WHAT YOU NEED TO DO
Report every line of the listing below in which the string "models" appears.

------------------------------------------------------------

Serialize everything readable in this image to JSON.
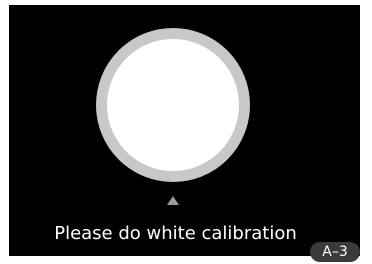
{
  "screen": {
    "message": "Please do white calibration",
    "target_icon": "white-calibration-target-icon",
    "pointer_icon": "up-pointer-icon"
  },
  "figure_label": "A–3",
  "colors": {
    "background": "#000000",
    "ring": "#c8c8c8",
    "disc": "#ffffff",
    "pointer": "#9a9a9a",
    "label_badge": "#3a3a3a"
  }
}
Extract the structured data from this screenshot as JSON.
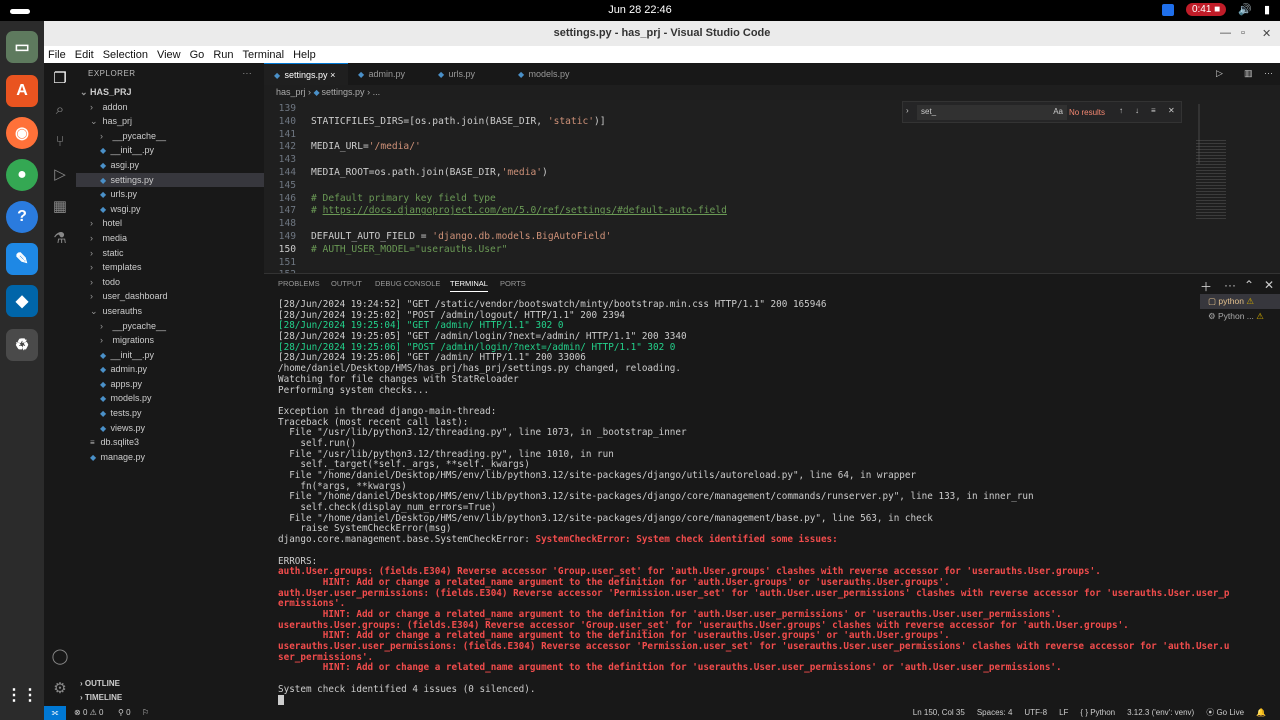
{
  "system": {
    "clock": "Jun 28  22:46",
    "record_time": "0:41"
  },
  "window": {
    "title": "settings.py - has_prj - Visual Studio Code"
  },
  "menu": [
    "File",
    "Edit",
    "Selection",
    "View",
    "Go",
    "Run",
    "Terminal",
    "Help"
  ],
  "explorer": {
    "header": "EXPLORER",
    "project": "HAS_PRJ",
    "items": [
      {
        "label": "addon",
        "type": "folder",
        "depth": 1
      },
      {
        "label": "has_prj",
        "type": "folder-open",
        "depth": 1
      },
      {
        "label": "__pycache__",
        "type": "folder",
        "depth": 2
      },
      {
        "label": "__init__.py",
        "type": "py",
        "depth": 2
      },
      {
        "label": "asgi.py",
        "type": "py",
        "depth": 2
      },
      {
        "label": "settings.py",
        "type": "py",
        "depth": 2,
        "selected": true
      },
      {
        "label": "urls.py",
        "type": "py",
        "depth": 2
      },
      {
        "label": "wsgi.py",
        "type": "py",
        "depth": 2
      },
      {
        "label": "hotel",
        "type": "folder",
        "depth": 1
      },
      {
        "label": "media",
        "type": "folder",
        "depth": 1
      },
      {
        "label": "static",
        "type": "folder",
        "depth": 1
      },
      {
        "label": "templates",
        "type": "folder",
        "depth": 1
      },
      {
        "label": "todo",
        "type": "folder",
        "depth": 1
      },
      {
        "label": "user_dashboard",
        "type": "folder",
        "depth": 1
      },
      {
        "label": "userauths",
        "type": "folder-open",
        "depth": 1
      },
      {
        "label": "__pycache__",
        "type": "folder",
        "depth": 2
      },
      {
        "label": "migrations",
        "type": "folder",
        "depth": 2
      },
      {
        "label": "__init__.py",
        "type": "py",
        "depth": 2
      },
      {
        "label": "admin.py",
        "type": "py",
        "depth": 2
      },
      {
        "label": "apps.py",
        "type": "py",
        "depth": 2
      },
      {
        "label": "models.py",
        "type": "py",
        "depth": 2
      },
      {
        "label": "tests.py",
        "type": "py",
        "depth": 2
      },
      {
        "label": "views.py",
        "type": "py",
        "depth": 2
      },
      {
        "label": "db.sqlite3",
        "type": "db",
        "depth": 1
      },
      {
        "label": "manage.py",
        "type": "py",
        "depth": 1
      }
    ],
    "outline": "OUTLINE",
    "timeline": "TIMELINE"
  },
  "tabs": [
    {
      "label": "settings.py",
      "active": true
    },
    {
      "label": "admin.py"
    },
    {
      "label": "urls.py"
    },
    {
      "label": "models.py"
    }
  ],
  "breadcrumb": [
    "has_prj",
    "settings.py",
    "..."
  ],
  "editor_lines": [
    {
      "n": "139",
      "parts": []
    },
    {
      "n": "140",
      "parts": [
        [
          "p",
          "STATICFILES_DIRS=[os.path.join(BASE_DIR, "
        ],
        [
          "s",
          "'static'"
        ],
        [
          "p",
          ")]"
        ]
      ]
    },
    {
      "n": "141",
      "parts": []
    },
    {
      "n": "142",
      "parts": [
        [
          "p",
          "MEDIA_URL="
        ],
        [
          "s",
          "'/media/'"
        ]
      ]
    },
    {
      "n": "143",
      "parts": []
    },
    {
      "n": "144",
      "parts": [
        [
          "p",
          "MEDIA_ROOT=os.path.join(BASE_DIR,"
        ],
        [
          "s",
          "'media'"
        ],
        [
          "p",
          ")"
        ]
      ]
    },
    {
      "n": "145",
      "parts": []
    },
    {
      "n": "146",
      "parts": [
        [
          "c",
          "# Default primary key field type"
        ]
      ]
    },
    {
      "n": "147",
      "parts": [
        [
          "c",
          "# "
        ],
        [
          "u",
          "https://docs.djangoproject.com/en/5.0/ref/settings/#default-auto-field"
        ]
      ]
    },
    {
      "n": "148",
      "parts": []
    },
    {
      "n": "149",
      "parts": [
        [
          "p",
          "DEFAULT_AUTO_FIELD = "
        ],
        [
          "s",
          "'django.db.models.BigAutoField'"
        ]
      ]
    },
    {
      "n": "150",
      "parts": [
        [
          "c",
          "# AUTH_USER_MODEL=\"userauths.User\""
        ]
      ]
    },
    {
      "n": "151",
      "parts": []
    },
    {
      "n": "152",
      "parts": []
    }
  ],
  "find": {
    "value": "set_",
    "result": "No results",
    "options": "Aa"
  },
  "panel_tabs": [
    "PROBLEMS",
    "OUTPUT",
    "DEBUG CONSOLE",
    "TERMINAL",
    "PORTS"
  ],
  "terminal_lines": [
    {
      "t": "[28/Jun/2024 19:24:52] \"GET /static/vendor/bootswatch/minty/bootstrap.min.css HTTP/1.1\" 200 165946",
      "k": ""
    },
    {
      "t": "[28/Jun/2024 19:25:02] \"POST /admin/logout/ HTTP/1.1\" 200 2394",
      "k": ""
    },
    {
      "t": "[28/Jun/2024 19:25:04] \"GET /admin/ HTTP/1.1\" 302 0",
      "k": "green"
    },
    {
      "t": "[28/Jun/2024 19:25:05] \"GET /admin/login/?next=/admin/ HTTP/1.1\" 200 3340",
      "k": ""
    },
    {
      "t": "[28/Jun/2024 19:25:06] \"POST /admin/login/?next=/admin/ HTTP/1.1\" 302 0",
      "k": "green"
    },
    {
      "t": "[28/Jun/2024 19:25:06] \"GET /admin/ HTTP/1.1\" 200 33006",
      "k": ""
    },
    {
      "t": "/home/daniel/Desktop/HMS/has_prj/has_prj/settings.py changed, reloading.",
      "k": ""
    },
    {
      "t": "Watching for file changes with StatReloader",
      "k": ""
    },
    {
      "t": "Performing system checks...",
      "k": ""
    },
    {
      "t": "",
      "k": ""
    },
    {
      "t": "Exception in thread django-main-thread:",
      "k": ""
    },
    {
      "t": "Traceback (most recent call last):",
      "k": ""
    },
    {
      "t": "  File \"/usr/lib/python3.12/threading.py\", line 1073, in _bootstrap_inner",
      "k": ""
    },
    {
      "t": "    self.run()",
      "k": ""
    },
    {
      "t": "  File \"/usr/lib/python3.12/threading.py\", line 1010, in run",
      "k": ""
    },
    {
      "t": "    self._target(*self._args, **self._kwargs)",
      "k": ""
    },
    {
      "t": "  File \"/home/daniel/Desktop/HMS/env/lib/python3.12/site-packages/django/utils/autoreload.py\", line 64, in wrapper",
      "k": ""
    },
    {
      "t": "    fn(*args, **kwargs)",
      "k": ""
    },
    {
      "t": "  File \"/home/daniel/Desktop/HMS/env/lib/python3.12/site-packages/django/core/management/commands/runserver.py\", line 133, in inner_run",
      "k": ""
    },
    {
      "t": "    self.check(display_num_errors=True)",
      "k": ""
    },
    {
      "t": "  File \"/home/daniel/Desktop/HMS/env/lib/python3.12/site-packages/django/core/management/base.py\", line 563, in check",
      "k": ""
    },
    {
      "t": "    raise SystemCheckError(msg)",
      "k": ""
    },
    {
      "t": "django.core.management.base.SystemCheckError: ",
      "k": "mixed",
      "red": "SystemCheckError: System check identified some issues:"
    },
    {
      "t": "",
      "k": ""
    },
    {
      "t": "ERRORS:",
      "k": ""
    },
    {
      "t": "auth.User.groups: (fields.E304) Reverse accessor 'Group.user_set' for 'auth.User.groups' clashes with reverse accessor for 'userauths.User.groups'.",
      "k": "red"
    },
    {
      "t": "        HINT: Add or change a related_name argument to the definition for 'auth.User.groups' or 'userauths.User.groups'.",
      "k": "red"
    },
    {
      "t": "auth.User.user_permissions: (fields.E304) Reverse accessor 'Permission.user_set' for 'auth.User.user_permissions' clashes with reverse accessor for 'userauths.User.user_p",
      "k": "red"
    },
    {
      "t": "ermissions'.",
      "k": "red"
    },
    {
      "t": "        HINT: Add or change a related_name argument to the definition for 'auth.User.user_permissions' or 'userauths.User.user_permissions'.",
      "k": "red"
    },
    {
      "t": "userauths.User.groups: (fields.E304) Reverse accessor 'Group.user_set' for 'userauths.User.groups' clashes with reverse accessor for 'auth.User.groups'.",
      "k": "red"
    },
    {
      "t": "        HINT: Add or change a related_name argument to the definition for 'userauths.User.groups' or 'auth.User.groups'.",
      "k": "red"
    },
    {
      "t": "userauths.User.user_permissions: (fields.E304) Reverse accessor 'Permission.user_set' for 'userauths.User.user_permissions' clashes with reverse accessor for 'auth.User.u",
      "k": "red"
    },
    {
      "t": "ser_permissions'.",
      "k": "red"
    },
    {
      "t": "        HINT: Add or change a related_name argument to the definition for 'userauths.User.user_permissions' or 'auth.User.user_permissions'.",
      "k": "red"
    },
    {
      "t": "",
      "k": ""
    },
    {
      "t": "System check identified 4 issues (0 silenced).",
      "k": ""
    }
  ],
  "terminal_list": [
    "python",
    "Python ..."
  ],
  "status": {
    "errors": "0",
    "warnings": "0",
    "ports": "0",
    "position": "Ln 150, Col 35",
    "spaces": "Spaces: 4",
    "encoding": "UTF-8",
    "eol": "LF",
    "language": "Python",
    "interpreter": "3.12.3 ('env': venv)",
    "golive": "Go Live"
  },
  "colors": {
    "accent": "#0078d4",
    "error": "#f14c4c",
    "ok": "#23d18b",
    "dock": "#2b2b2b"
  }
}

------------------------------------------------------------

EXERCISE SOLUTION
        "label": "models.py",
      "label": "models.py"
          "'django.db.models.BigAutoField'"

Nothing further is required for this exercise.